Task details:
How many lines of the data contain the string "label"? Write the number and nothing more.

Records provided:
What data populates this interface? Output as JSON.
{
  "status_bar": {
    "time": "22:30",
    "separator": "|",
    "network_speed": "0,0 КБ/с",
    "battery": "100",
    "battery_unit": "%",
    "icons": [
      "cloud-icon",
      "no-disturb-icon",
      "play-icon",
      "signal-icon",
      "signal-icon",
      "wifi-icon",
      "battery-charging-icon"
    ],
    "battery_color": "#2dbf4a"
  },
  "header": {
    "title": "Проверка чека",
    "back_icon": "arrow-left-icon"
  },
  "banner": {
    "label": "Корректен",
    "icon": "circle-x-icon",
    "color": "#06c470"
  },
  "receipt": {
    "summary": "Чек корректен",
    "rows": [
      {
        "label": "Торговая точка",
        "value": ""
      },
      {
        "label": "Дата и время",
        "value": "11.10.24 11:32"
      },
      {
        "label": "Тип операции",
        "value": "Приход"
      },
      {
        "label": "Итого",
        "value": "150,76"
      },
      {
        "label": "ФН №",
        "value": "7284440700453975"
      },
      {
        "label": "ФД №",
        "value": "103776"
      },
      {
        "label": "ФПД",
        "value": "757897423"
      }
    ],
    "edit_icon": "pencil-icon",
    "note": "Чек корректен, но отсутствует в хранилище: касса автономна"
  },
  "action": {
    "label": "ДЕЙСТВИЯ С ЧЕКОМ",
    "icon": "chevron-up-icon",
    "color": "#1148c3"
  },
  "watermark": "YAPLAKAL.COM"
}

Task response:
9